Writing became my haven, and all of my teenage angst went not into a journal, but into the lives of these characters who had become as real to me as real people.
I wrote my first few novels in spiral-bound notebooks. In blue (and often black) ballpoint pen. And I didn't just write, I edited the living you-know-what out of them. Since I believe that the brilliance is 90% in the editing, that's important.
Later I graduated to a word processor, and finally to a computer.
So what kept me writing?
I couldn't not write. In some ways being able to lose myself in my stories was asylum from my problems. And now, even though I don't have the same problems (mostly), I still feel compelled to write. It keeps me sane, which is sayin' something.
If I'm not writing something new, I work on old stories that need work. That disaster I posted above has an idea worth saving in it, so from time to time I go back and write a little bit more of a new novel stemming from that gem. (I think I just mixed my metaphors in a seriously bad way.)

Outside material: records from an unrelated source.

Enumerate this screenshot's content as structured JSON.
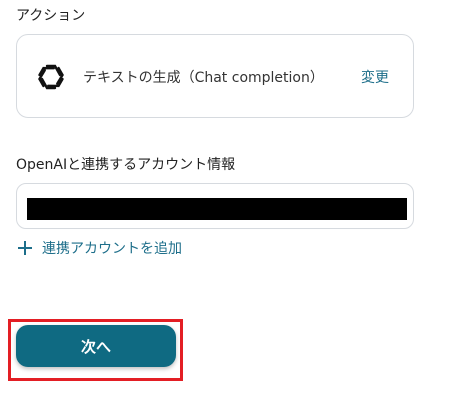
{
  "action_section": {
    "label": "アクション",
    "action_name": "テキストの生成（Chat completion）",
    "change_label": "変更",
    "icon": "openai-logo-icon"
  },
  "account_section": {
    "label": "OpenAIと連携するアカウント情報",
    "add_account_label": "連携アカウントを追加"
  },
  "footer": {
    "next_label": "次へ"
  },
  "colors": {
    "accent": "#1d6e8a",
    "button": "#0f6a82",
    "highlight": "#e31e24",
    "border": "#d6dadf"
  }
}
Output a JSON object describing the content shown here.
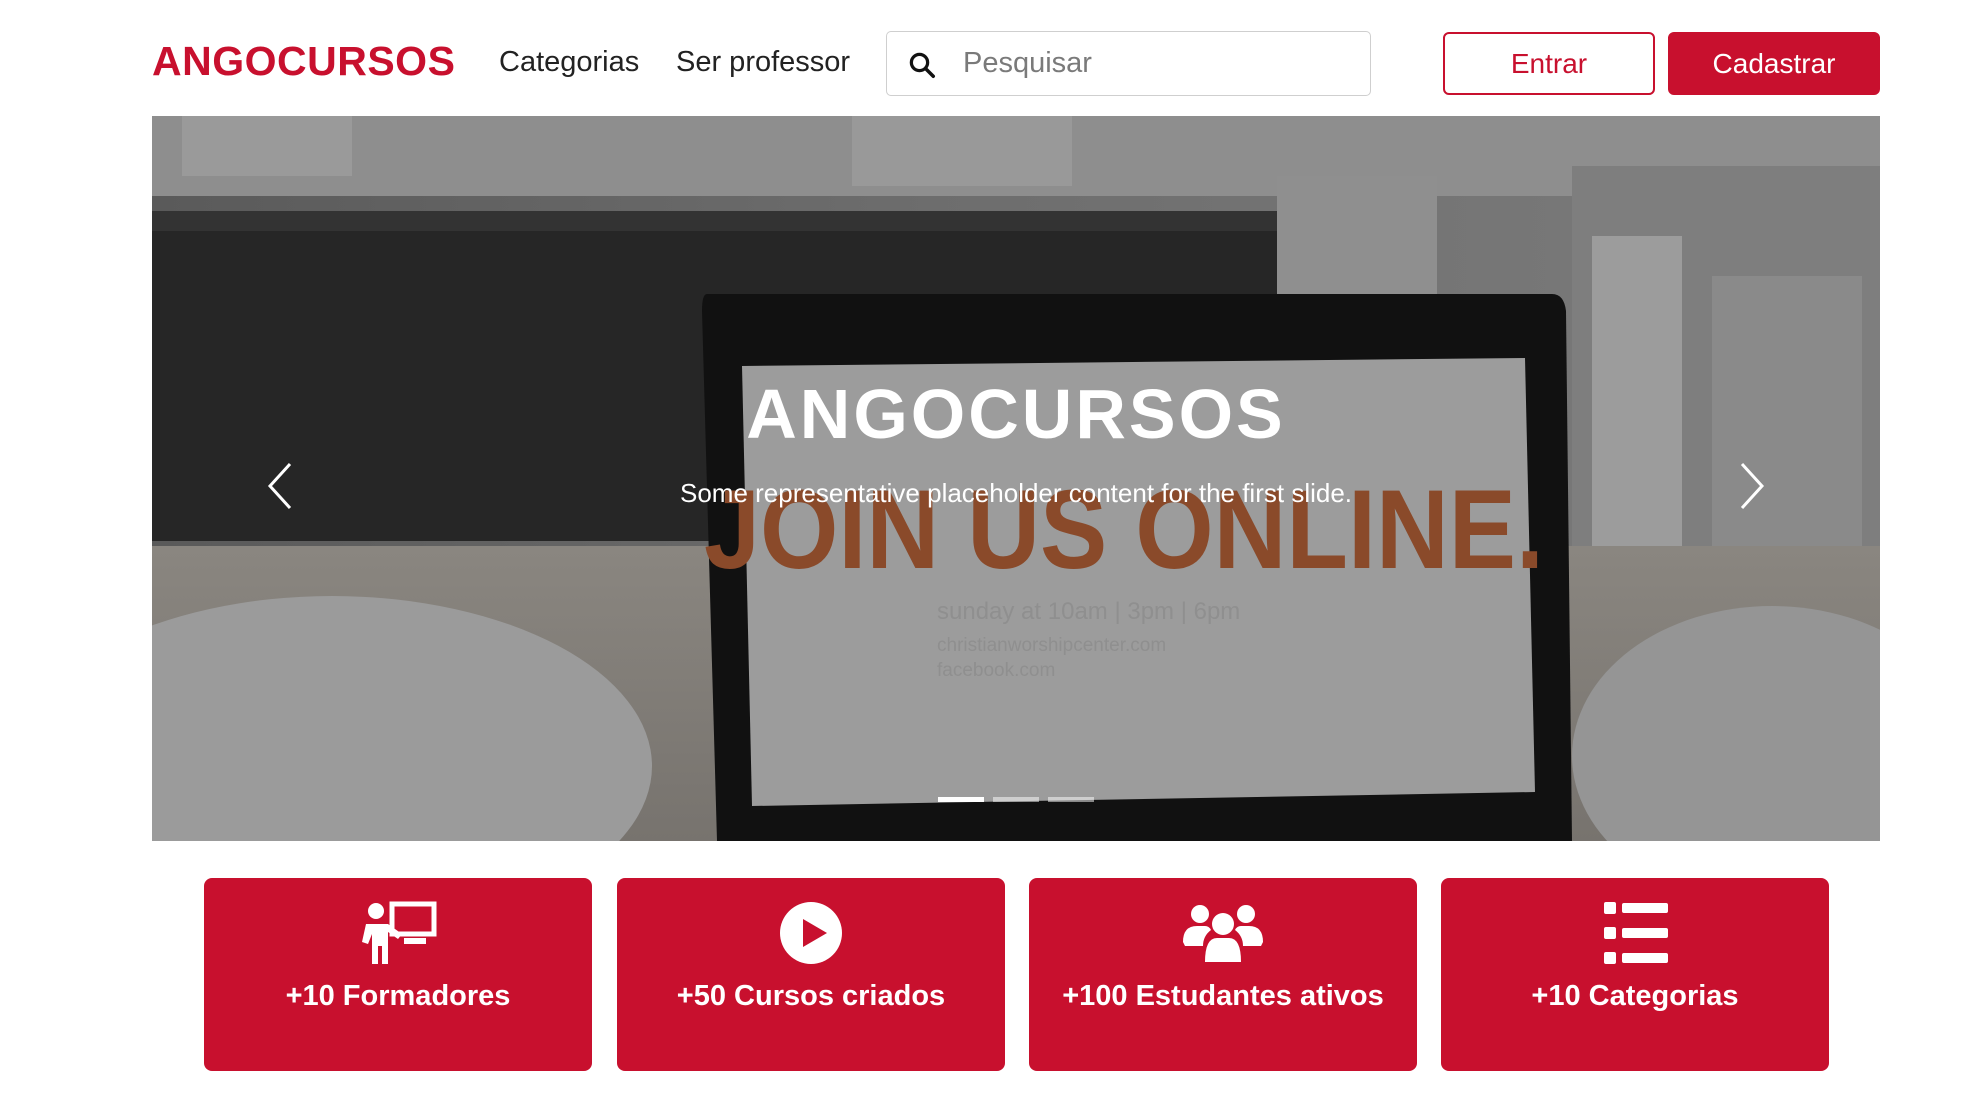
{
  "header": {
    "logo": "ANGOCURSOS",
    "nav": [
      {
        "label": "Categorias"
      },
      {
        "label": "Ser professor"
      }
    ],
    "search": {
      "placeholder": "Pesquisar",
      "value": "",
      "icon": "search-icon"
    },
    "buttons": {
      "login_label": "Entrar",
      "signup_label": "Cadastrar"
    }
  },
  "hero": {
    "title": "ANGOCURSOS",
    "caption": "Some representative placeholder content for the first slide.",
    "screen_text": {
      "headline": "JOIN US ONLINE.",
      "line1": "sunday at 10am | 3pm | 6pm",
      "line2": "christianworshipcenter.com",
      "line3": "facebook.com"
    },
    "slides_total": 3,
    "active_slide": 1,
    "prev_icon": "chevron-left-icon",
    "next_icon": "chevron-right-icon"
  },
  "stats": [
    {
      "label": "+10 Formadores",
      "icon": "teacher-board-icon"
    },
    {
      "label": "+50 Cursos criados",
      "icon": "play-circle-icon"
    },
    {
      "label": "+100 Estudantes ativos",
      "icon": "users-group-icon"
    },
    {
      "label": "+10 Categorias",
      "icon": "list-icon"
    }
  ],
  "colors": {
    "brand": "#c8102e",
    "text": "#222222",
    "placeholder": "#7a7a7a",
    "white": "#ffffff"
  }
}
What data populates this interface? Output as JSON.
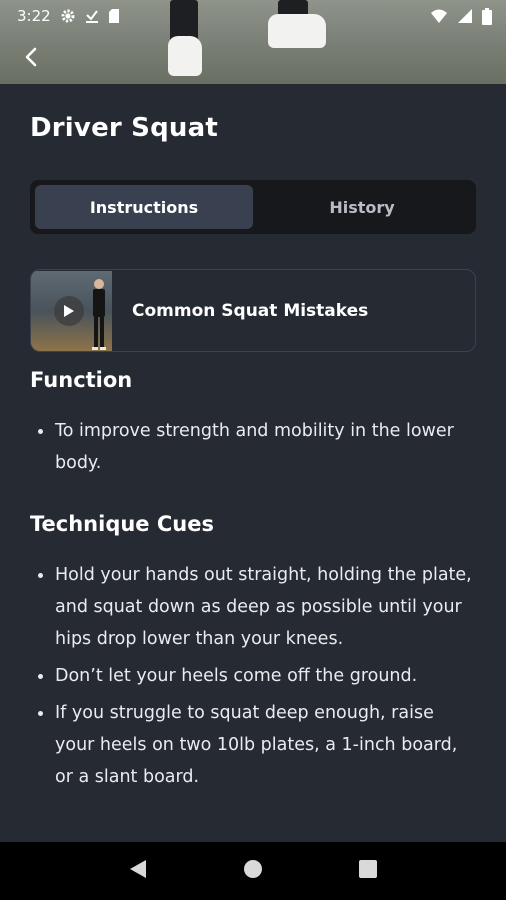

I write mostly on the computer, though I find when I get stuck the best thing to do is pull out the old spiral-bound notebook and work there. Sometimes I only write a few pages that way; sometimes I end up with scene after scene written longhand.
For a long time, as I was learning to write, I'd note lines and paragraphs in books I was reading that really moved me. I'd fold the page down so I could find it later, then copy it into a new notebook to be analyzed at length. I never really picked up anyone else's style, but it did help me understand how the people I admired did what they did. If I come across something truly astounding now, I do the very same thing. (I also do it for factoids I find intriguing.)
I work on my writing almost every day. I climb into bed with my laptop and work for however long the muse whispers in my ear...and often when she's nowhere in sight. People who are close to me know that "I'm going to bed" doesn't mean I'll be sleeping anytime soon.
Some days I don't feel like writing, and I have to admit that this wireless internet thing hasn't been much help...but I still do it.
Fortunately, it's fairly easy for me to get into a flow state , which makes me want to write more. Based on the research Susan K. Perry did in Writing in Flow: Keys to Enhanced Creativity, setting aside writing time and simply sticking with it makes reaching flow easier over time.
When I'm working on a new story, my brain is constantly working in the background. If I have a flash of what should happen next, or even a line some character must say, I grab the closest scrap of paper and writing utensil and scribble it down. Even if I'm in the car. Or the shower.
Fortunately, I can read my own handwriting.
Tag, Elana, you're it!
New article: Gathering Information from Characters: Types of Questions
Summary: Former military interrogator JJ Cooper teaches you how to construct questions that get the answers you want from your characters!
New Article: The 5-Step Secret To Great Fiction
Summary: Stephen King says he starts his novels with a "What if?" question. And I have heard others say they just saw an image in their mind, or had a persistent sentence knocking on the inside of their brains, and they just followed that to where it lead them. And while their insight and tutelage is invaluable, when I was a budding writer it left me with another question: What's next?
New Article: The Six Writing Hats
Summary: Over the years I have studied the great storytellers, in an attempt to ascertain what sets them apart from others and sees their books sell in the millions, while tens of thousands of manuscripts never see the light of day. In an attempt to find an answer to this question I turned to one of the pioneers of thinking, Edward de Bono, and found that his seminal work on the Six Thinking Hats® applies perfectly to the art and craft of writing. So here is my version of the Six Writing Hats.